▼▼▼

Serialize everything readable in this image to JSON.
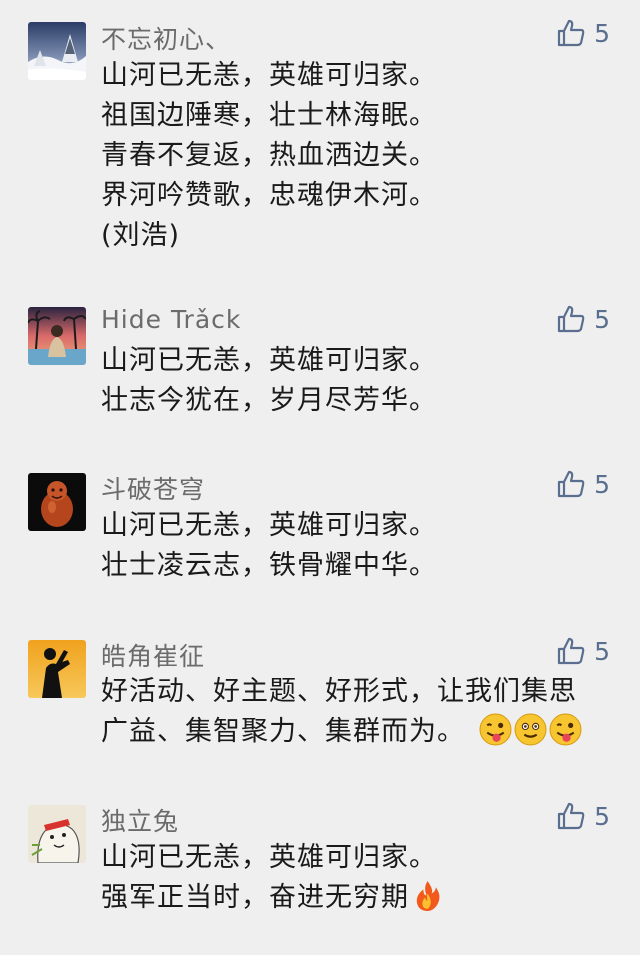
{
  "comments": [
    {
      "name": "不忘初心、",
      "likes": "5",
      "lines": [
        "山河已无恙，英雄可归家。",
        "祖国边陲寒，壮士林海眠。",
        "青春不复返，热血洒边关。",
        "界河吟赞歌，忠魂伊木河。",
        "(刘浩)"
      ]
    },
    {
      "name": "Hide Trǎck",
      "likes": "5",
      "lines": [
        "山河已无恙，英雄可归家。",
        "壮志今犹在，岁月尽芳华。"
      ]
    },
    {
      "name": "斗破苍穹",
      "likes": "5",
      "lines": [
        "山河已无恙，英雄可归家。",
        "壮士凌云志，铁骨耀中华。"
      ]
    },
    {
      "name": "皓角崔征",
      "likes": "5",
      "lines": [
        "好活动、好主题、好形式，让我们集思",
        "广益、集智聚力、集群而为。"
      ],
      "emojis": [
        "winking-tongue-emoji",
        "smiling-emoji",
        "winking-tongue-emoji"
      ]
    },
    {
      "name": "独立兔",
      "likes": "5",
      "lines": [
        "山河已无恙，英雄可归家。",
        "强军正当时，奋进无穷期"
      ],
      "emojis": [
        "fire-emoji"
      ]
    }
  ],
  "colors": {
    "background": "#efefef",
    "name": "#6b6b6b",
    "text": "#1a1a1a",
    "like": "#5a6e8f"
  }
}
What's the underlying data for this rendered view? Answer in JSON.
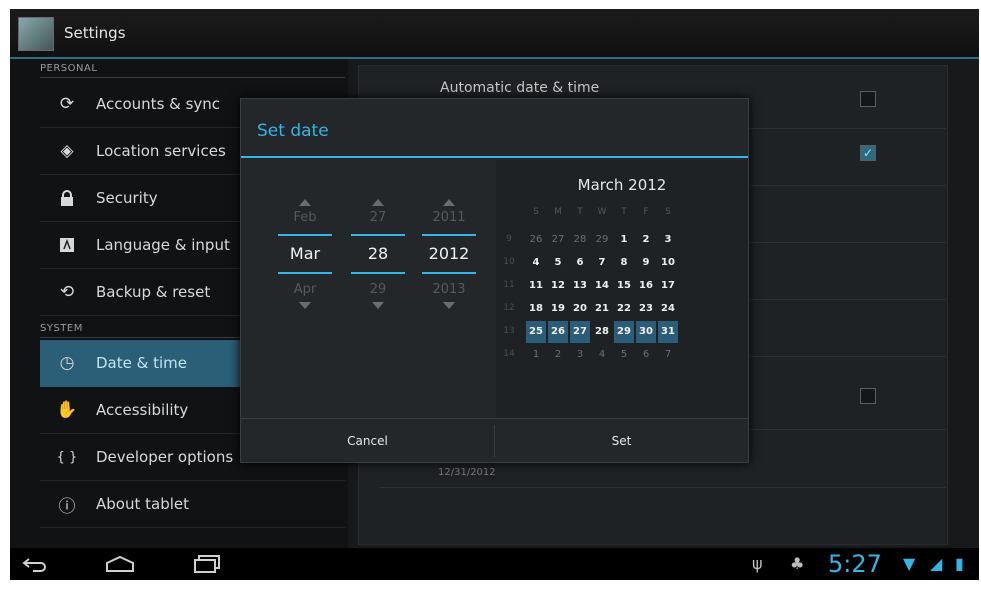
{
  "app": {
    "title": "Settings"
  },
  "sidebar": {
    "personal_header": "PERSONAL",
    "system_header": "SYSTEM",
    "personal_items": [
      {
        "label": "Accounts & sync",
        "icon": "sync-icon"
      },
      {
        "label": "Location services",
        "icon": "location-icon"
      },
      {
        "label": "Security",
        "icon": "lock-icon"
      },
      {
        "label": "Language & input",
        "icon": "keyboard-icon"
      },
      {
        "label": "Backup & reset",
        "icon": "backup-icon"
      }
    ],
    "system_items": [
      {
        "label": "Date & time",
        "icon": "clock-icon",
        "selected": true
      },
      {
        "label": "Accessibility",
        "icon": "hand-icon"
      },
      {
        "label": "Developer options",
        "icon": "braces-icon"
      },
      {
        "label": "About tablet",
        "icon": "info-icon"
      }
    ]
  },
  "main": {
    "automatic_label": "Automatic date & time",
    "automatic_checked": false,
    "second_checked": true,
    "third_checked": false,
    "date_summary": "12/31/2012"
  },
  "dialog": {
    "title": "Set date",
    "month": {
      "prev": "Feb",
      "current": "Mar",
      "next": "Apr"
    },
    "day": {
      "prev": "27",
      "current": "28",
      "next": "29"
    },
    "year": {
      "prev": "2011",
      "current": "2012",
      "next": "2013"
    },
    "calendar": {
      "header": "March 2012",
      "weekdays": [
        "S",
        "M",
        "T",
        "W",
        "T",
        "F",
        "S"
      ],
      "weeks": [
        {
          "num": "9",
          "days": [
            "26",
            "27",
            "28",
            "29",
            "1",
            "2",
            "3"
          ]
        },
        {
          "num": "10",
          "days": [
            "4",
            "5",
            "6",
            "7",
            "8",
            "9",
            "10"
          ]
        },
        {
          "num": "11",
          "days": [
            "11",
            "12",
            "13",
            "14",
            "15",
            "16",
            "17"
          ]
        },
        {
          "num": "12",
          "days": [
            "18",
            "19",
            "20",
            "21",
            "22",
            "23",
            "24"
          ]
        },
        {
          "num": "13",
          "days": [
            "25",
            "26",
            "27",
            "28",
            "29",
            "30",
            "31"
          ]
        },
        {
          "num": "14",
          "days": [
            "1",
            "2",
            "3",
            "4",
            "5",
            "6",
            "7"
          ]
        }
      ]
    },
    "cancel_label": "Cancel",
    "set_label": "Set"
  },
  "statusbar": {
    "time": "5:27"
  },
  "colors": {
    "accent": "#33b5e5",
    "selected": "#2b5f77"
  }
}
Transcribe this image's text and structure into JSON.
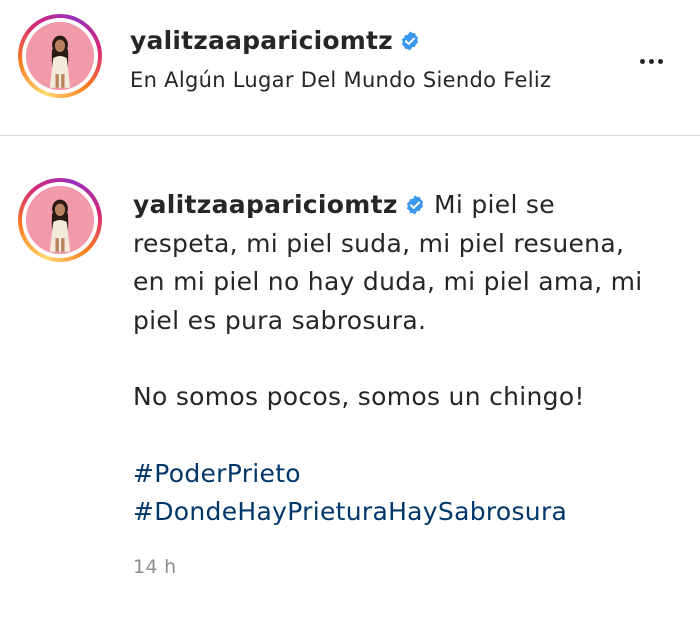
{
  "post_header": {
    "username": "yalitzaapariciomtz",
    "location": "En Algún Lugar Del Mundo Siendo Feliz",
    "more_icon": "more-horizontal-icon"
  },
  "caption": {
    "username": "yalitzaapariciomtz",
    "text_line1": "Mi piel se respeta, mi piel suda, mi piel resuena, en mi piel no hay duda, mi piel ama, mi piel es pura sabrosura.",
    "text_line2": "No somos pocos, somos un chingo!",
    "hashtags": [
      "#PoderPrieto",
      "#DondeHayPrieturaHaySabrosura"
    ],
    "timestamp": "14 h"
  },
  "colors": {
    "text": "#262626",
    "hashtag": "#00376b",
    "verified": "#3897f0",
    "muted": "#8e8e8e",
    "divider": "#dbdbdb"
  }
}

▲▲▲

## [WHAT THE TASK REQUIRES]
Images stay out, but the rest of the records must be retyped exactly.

## [EXERCISE RESULT]
Serialize everything readable in this image to JSON.
{
  "comments": [
    {
      "name": "不忘初心、",
      "likes": "5",
      "lines": [
        "山河已无恙，英雄可归家。",
        "祖国边陲寒，壮士林海眠。",
        "青春不复返，热血洒边关。",
        "界河吟赞歌，忠魂伊木河。",
        "(刘浩)"
      ]
    },
    {
      "name": "Hide Trǎck",
      "likes": "5",
      "lines": [
        "山河已无恙，英雄可归家。",
        "壮志今犹在，岁月尽芳华。"
      ]
    },
    {
      "name": "斗破苍穹",
      "likes": "5",
      "lines": [
        "山河已无恙，英雄可归家。",
        "壮士凌云志，铁骨耀中华。"
      ]
    },
    {
      "name": "皓角崔征",
      "likes": "5",
      "lines": [
        "好活动、好主题、好形式，让我们集思",
        "广益、集智聚力、集群而为。"
      ],
      "emojis": [
        "winking-tongue-emoji",
        "smiling-emoji",
        "winking-tongue-emoji"
      ]
    },
    {
      "name": "独立兔",
      "likes": "5",
      "lines": [
        "山河已无恙，英雄可归家。",
        "强军正当时，奋进无穷期"
      ],
      "emojis": [
        "fire-emoji"
      ]
    }
  ],
  "colors": {
    "background": "#efefef",
    "name": "#6b6b6b",
    "text": "#1a1a1a",
    "like": "#5a6e8f"
  }
}
What's the underlying data for this rendered view? Answer in JSON.
{
  "app": {
    "title": "Settings"
  },
  "sidebar": {
    "personal_header": "PERSONAL",
    "system_header": "SYSTEM",
    "personal_items": [
      {
        "label": "Accounts & sync",
        "icon": "sync-icon"
      },
      {
        "label": "Location services",
        "icon": "location-icon"
      },
      {
        "label": "Security",
        "icon": "lock-icon"
      },
      {
        "label": "Language & input",
        "icon": "keyboard-icon"
      },
      {
        "label": "Backup & reset",
        "icon": "backup-icon"
      }
    ],
    "system_items": [
      {
        "label": "Date & time",
        "icon": "clock-icon",
        "selected": true
      },
      {
        "label": "Accessibility",
        "icon": "hand-icon"
      },
      {
        "label": "Developer options",
        "icon": "braces-icon"
      },
      {
        "label": "About tablet",
        "icon": "info-icon"
      }
    ]
  },
  "main": {
    "automatic_label": "Automatic date & time",
    "automatic_checked": false,
    "second_checked": true,
    "third_checked": false,
    "date_summary": "12/31/2012"
  },
  "dialog": {
    "title": "Set date",
    "month": {
      "prev": "Feb",
      "current": "Mar",
      "next": "Apr"
    },
    "day": {
      "prev": "27",
      "current": "28",
      "next": "29"
    },
    "year": {
      "prev": "2011",
      "current": "2012",
      "next": "2013"
    },
    "calendar": {
      "header": "March 2012",
      "weekdays": [
        "S",
        "M",
        "T",
        "W",
        "T",
        "F",
        "S"
      ],
      "weeks": [
        {
          "num": "9",
          "days": [
            "26",
            "27",
            "28",
            "29",
            "1",
            "2",
            "3"
          ]
        },
        {
          "num": "10",
          "days": [
            "4",
            "5",
            "6",
            "7",
            "8",
            "9",
            "10"
          ]
        },
        {
          "num": "11",
          "days": [
            "11",
            "12",
            "13",
            "14",
            "15",
            "16",
            "17"
          ]
        },
        {
          "num": "12",
          "days": [
            "18",
            "19",
            "20",
            "21",
            "22",
            "23",
            "24"
          ]
        },
        {
          "num": "13",
          "days": [
            "25",
            "26",
            "27",
            "28",
            "29",
            "30",
            "31"
          ]
        },
        {
          "num": "14",
          "days": [
            "1",
            "2",
            "3",
            "4",
            "5",
            "6",
            "7"
          ]
        }
      ]
    },
    "cancel_label": "Cancel",
    "set_label": "Set"
  },
  "statusbar": {
    "time": "5:27"
  },
  "colors": {
    "accent": "#33b5e5",
    "selected": "#2b5f77"
  }
}
Transcribe this image's text and structure into JSON.
{
  "post_header": {
    "username": "yalitzaapariciomtz",
    "location": "En Algún Lugar Del Mundo Siendo Feliz",
    "more_icon": "more-horizontal-icon"
  },
  "caption": {
    "username": "yalitzaapariciomtz",
    "text_line1": "Mi piel se respeta, mi piel suda, mi piel resuena, en mi piel no hay duda, mi piel ama, mi piel es pura sabrosura.",
    "text_line2": "No somos pocos, somos un chingo!",
    "hashtags": [
      "#PoderPrieto",
      "#DondeHayPrieturaHaySabrosura"
    ],
    "timestamp": "14 h"
  },
  "colors": {
    "text": "#262626",
    "hashtag": "#00376b",
    "verified": "#3897f0",
    "muted": "#8e8e8e",
    "divider": "#dbdbdb"
  }
}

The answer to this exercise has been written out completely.